There I was with a whole farm to run, more than 2,000 sheep, horses and cattle, and lots of equipment. What was I to do with it all? In my father’s trunk, in the house, was £500, along with all his papers. What were my options? Should I seek enemy protection, and shelter while my parents were in a concentration camp, and my brothers on commando? Never! I would rather flee, or join a commando myself. I couldn’t abandon everything to the enemy without doing my best to accomplish something, but what could I do? Perhaps the enemy would come for me, and take everything away. I had to secure the money, and other things, but how? I started planning to flee, but couldn’t fathom how, or where, to go. First, I decided to take care of the money. What would be the safest? To bury it? No, the notes would get wet and disintegrate. After much deliberation, I decided to keep the money on me. Eighteen pounds were in gold, and this I worked into a linen band, which I tied around my hat and covered with a black band. The rest, about £500 in notes, I sewed into the hem of one of my dresses, and kept just £6 in my purse. If I wore the dress, and kept my hat on, I could keep all the money on me.
Now that the money was safe, I felt more at ease – ready to flee if necessary. It was three days since my mother and the others’ disappearance, and still there was no news. Who knew, maybe the English would come for me too. There was nothing to be done, but wait for events to unfold. I wandered listlessly from room to room, at the same time trying to mask my fear, for Sam and Tryn might get jittery, and what would happen to me if they decided to leave?

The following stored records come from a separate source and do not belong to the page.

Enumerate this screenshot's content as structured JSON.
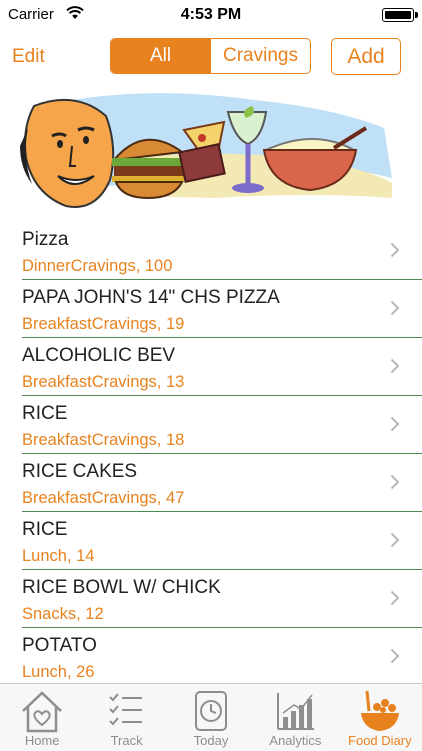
{
  "status_bar": {
    "carrier": "Carrier",
    "time": "4:53 PM"
  },
  "nav": {
    "edit": "Edit",
    "segments": [
      "All",
      "Cravings"
    ],
    "selected_segment": "All",
    "add": "Add"
  },
  "items": [
    {
      "title": "Pizza",
      "subtitle": "DinnerCravings, 100"
    },
    {
      "title": "PAPA JOHN'S 14\" CHS PIZZA",
      "subtitle": "BreakfastCravings, 19"
    },
    {
      "title": "ALCOHOLIC BEV",
      "subtitle": "BreakfastCravings, 13"
    },
    {
      "title": "RICE",
      "subtitle": "BreakfastCravings, 18"
    },
    {
      "title": "RICE CAKES",
      "subtitle": "BreakfastCravings, 47"
    },
    {
      "title": "RICE",
      "subtitle": "Lunch, 14"
    },
    {
      "title": "RICE BOWL W/ CHICK",
      "subtitle": "Snacks, 12"
    },
    {
      "title": "POTATO",
      "subtitle": "Lunch, 26"
    }
  ],
  "tabs": [
    {
      "label": "Home",
      "icon": "home-icon"
    },
    {
      "label": "Track",
      "icon": "checklist-icon"
    },
    {
      "label": "Today",
      "icon": "clock-icon"
    },
    {
      "label": "Analytics",
      "icon": "bar-chart-icon"
    },
    {
      "label": "Food Diary",
      "icon": "food-bowl-icon"
    }
  ],
  "active_tab": "Food Diary",
  "colors": {
    "accent": "#e8821e",
    "divider": "#4a8a4a",
    "tab_inactive": "#8e8e8e"
  }
}
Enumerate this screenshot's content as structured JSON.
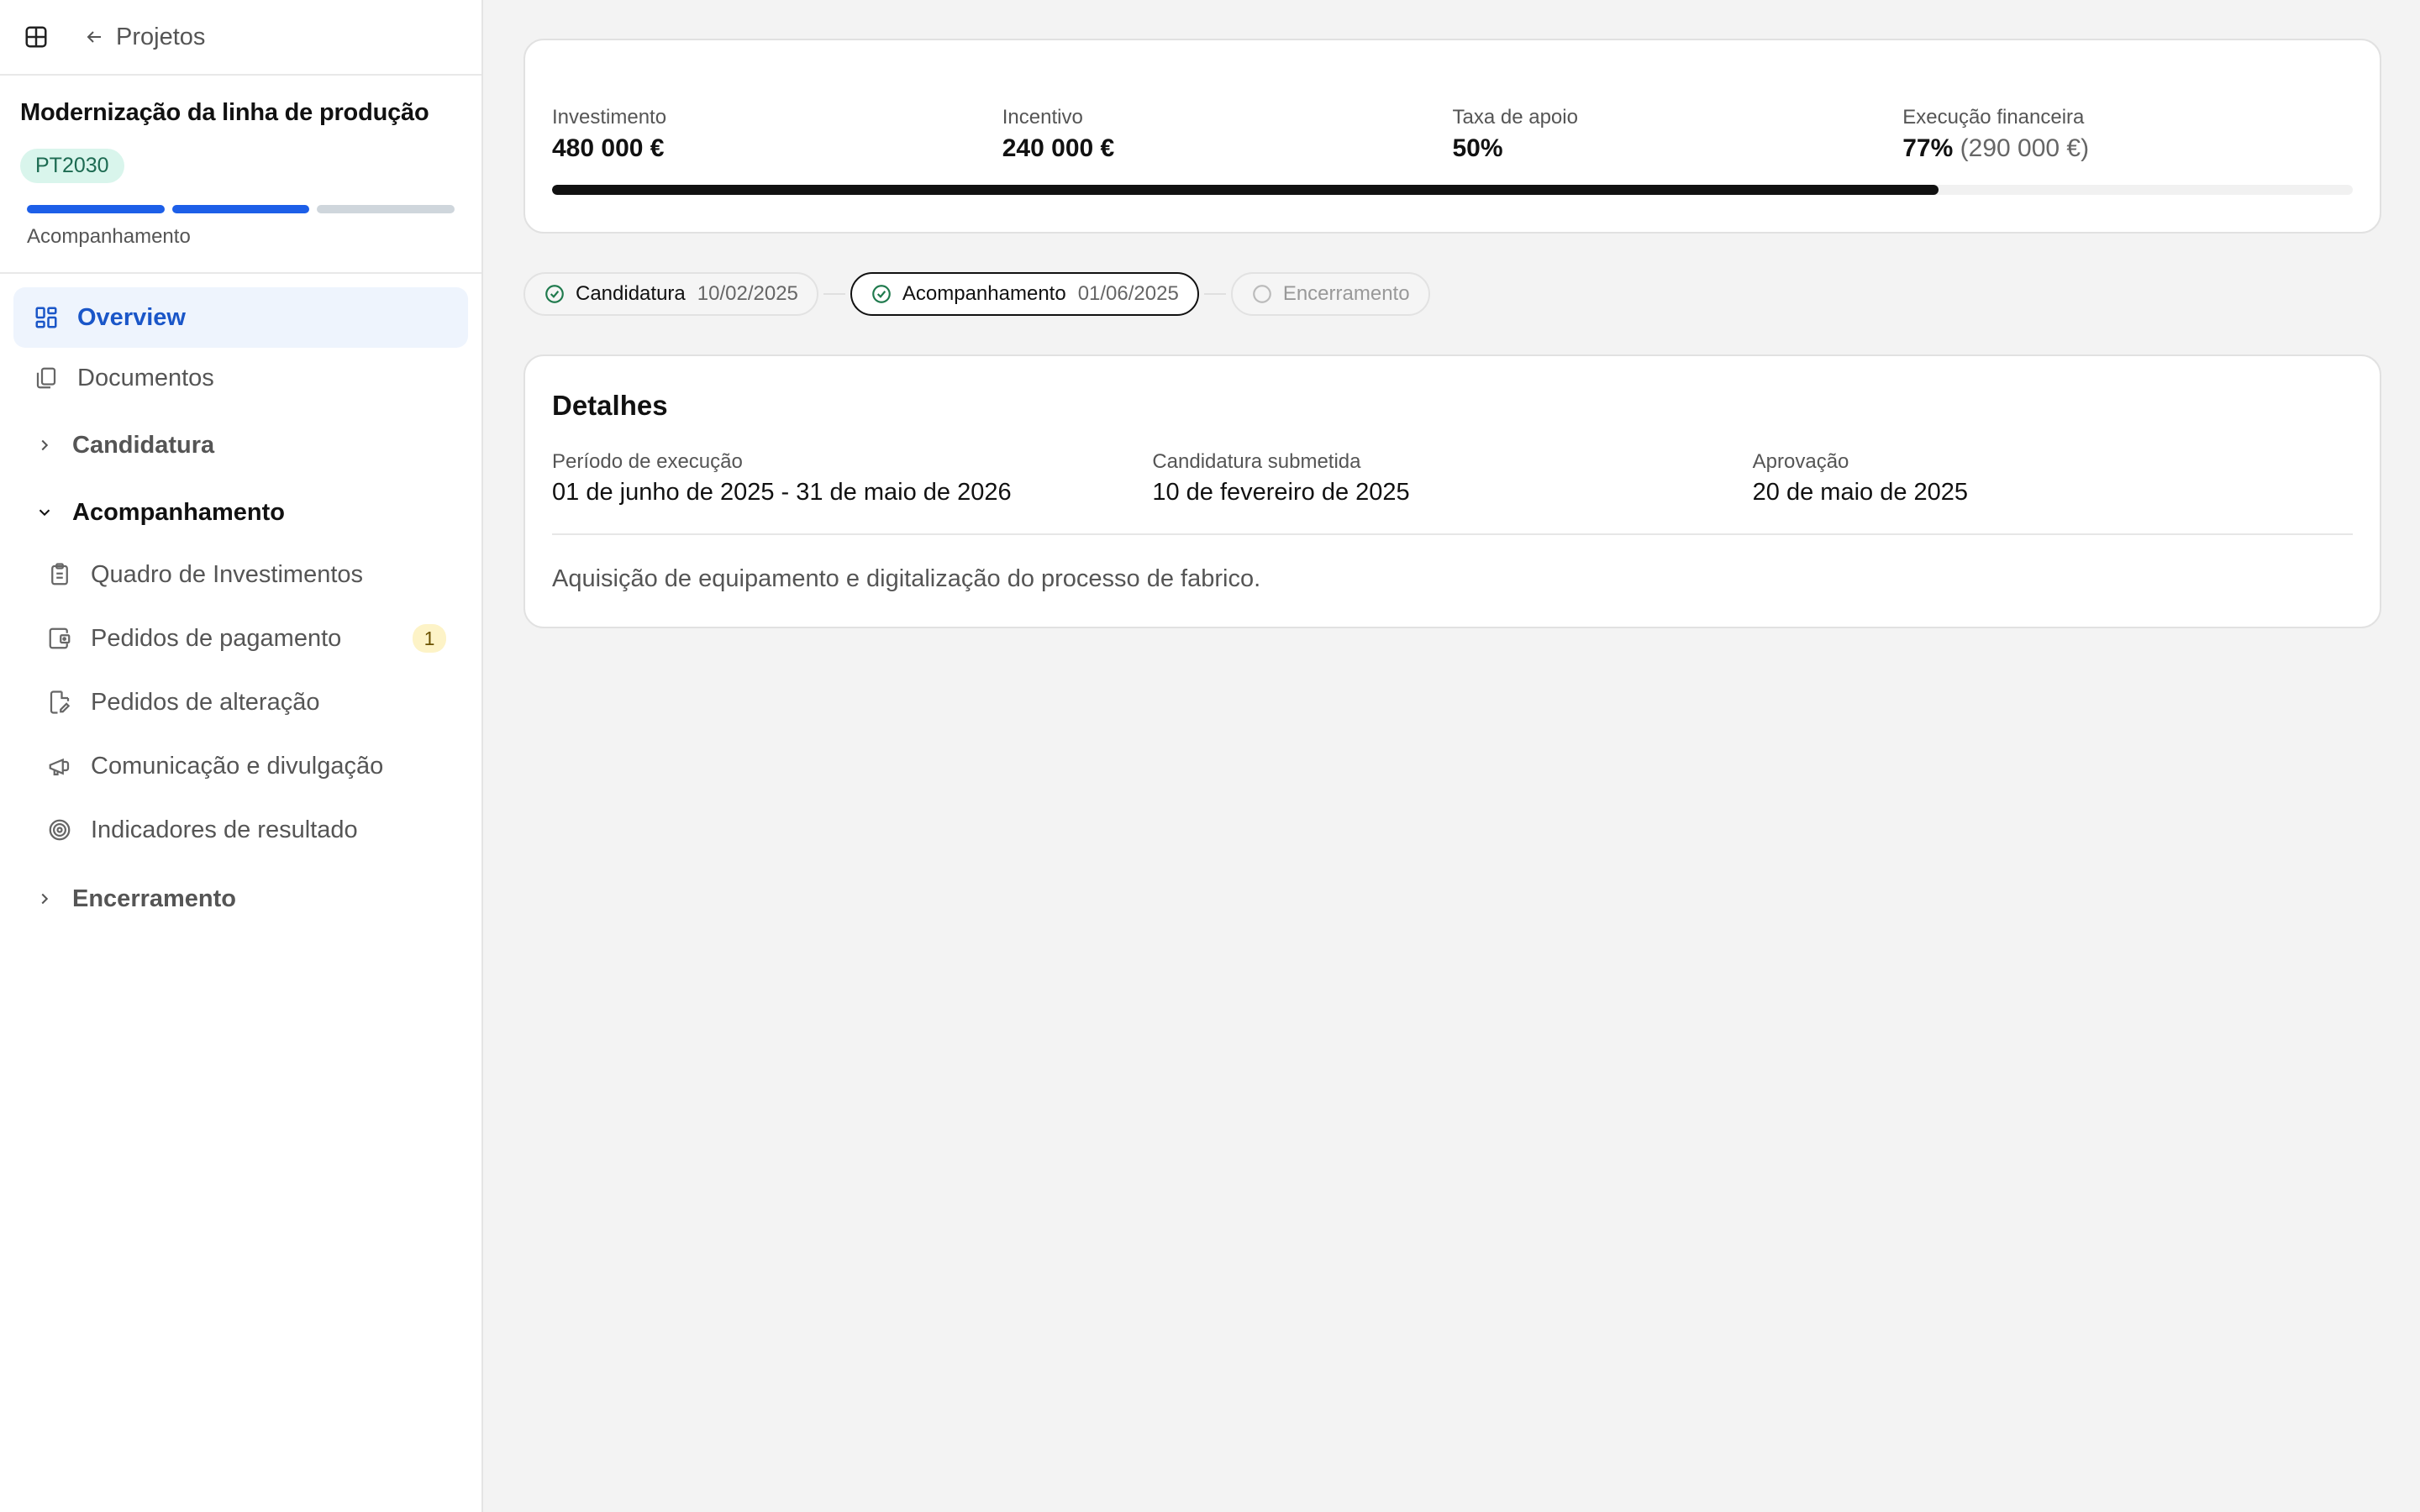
{
  "sidebar": {
    "back_label": "Projetos",
    "project_title": "Modernização da linha de produção",
    "program_badge": "PT2030",
    "phase_progress": {
      "completed": 2,
      "total": 3
    },
    "current_phase": "Acompanhamento",
    "nav": {
      "overview": "Overview",
      "documents": "Documentos",
      "group_candidatura": "Candidatura",
      "group_acompanhamento": "Acompanhamento",
      "sub": [
        {
          "label": "Quadro de Investimentos",
          "icon": "clipboard-icon"
        },
        {
          "label": "Pedidos de pagamento",
          "icon": "wallet-icon",
          "count": "1"
        },
        {
          "label": "Pedidos de alteração",
          "icon": "file-edit-icon"
        },
        {
          "label": "Comunicação e divulgação",
          "icon": "megaphone-icon"
        },
        {
          "label": "Indicadores de resultado",
          "icon": "target-icon"
        }
      ],
      "group_encerramento": "Encerramento"
    }
  },
  "stats": {
    "investment_label": "Investimento",
    "investment_value": "480 000 €",
    "incentive_label": "Incentivo",
    "incentive_value": "240 000 €",
    "rate_label": "Taxa de apoio",
    "rate_value": "50%",
    "execution_label": "Execução financeira",
    "execution_percent": "77%",
    "execution_amount": "(290 000 €)",
    "execution_fraction": 0.77
  },
  "steps": [
    {
      "label": "Candidatura",
      "date": "10/02/2025",
      "state": "done"
    },
    {
      "label": "Acompanhamento",
      "date": "01/06/2025",
      "state": "current"
    },
    {
      "label": "Encerramento",
      "state": "pending"
    }
  ],
  "details": {
    "title": "Detalhes",
    "period_label": "Período de execução",
    "period_value": "01 de junho de 2025 - 31 de maio de 2026",
    "submitted_label": "Candidatura submetida",
    "submitted_value": "10 de fevereiro de 2025",
    "approval_label": "Aprovação",
    "approval_value": "20 de maio de 2025",
    "description": "Aquisição de equipamento e digitalização do processo de fabrico."
  },
  "colors": {
    "accent": "#1d5fe8",
    "badge_bg": "#d9f5ec",
    "success": "#1f7a4d",
    "count_badge_bg": "#fdf3c7"
  }
}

The days and nights were long and lonely, and I began to wish that something – anything – would happen, just to relieve the monotony. Nothing did. A week went slowly by.

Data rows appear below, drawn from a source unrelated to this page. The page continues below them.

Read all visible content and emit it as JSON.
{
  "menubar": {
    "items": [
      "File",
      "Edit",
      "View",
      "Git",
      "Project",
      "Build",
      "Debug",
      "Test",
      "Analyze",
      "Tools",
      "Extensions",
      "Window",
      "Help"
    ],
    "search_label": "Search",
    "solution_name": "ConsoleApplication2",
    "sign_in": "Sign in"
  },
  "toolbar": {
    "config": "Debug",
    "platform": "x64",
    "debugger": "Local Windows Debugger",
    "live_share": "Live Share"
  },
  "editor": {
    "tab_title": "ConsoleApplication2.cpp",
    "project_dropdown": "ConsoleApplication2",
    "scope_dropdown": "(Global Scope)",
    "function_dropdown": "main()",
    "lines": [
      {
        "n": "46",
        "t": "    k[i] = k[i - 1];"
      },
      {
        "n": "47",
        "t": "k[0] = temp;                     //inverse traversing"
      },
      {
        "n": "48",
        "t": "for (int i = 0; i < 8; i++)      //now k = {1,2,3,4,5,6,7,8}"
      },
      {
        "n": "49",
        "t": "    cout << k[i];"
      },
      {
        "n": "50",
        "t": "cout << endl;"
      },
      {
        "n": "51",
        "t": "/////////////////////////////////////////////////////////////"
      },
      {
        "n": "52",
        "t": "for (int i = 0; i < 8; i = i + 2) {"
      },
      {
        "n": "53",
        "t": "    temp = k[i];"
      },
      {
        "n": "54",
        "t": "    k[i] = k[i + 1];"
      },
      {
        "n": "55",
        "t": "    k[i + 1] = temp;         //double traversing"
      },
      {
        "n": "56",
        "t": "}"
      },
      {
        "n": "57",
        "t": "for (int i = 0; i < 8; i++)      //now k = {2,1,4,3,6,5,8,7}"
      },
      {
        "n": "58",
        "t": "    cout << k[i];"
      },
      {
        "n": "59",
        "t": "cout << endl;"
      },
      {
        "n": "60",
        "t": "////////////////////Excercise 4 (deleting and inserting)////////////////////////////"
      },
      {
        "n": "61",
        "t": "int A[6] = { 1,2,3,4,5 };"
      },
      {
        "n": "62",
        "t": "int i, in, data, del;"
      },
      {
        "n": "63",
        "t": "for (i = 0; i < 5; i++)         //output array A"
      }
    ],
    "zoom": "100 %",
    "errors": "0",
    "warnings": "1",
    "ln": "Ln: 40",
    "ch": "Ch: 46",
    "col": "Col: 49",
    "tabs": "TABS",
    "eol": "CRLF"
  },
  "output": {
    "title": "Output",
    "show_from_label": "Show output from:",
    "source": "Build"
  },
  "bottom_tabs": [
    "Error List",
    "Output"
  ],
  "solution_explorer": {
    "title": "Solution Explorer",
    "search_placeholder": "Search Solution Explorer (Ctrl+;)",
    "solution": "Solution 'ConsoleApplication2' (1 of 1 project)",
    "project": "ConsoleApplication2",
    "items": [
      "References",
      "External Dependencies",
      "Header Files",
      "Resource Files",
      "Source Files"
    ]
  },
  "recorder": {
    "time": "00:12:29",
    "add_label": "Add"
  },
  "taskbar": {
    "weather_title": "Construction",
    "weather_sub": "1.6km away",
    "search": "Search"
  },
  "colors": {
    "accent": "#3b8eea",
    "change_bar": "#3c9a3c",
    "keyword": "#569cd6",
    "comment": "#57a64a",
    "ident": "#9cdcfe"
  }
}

Then, one morning early, an anxious Tryn came into my room: ‘Kleinnooi, quick, you must get up, horsemen are approaching. It looks like the English.’
In a flash I was out of bed, slipped on the dress with the money in it, put the hat on my head, locked the house, and stood waiting on the stoep.

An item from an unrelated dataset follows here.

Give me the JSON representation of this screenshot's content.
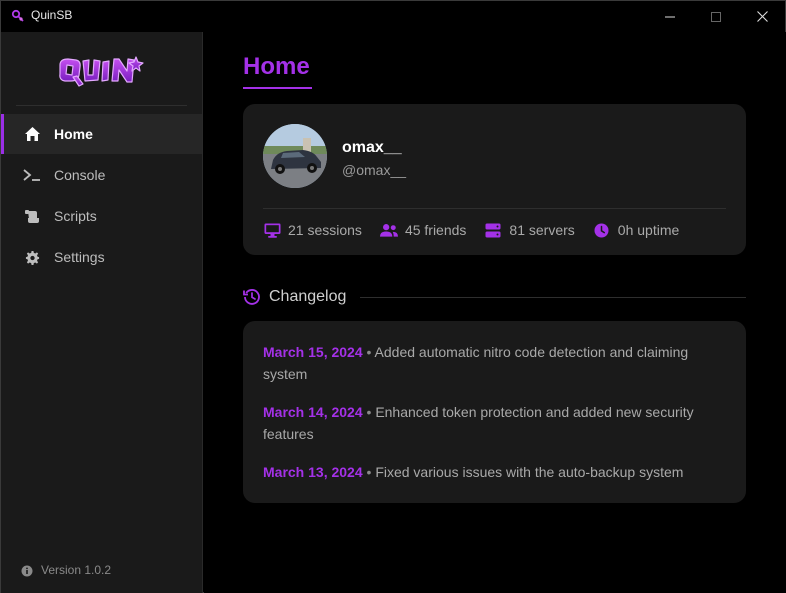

No sooner had I done so, than black scouts arrived, and approached me in a hostile and belligerent manner. ‘We know you give food and money to the Boers,’ they said. ‘Now we’re going to show you a thing or two.’
Then the enemy arrived, wanting to enter the house, but of course they found all the doors locked. An officer approached me, saying: ‘Well, Miss Raal, have you heard from your mother?’
‘No, I have not,’ I replied. ‘Do you have news of her?’
‘Yes, she’s been taken captive and sent away.’
‘Why was she taken?’
‘A Boer commando came past here, and you didn’t tell us. It won’t help to discuss it now. We’ve come to collect the money. Your foreman, Andries, told us about the food and money you give to the Boers.’
‘Well, there’s the house, go and take the money.’
A few of them entered the house and began their search. After a while, a soldier found my clothes cupboard, and came across the purse with a few pounds in it.
‘Where’s the rest?’ the officer asked.
‘That you must ask Andries,’ I replied.
He threw down the purse and, as he left, he warned me to be very careful. They would imprison me if I gave the Boers food, or anything else – even if the Boers merely came on to the farm. He told me they would be keeping an eye on me from the station, and that from now on they would send Andries daily, to check up on me. With that they left. Thank the Lord, the money was still safe.
I now knew that my mother and the others had been taken captive, and sent to a camp, but I had no idea where. I still had no news of my dear father, or of my brothers, and I tried to focus instead on the challenges facing me. If only I could remain on the farm undisturbed, I would survive; but the station was close by, and I received regular visits from armed black scouts. Some of Andries’s children, who wanted nothing to do with him, remained on the farm, and they always warned me when he was coming.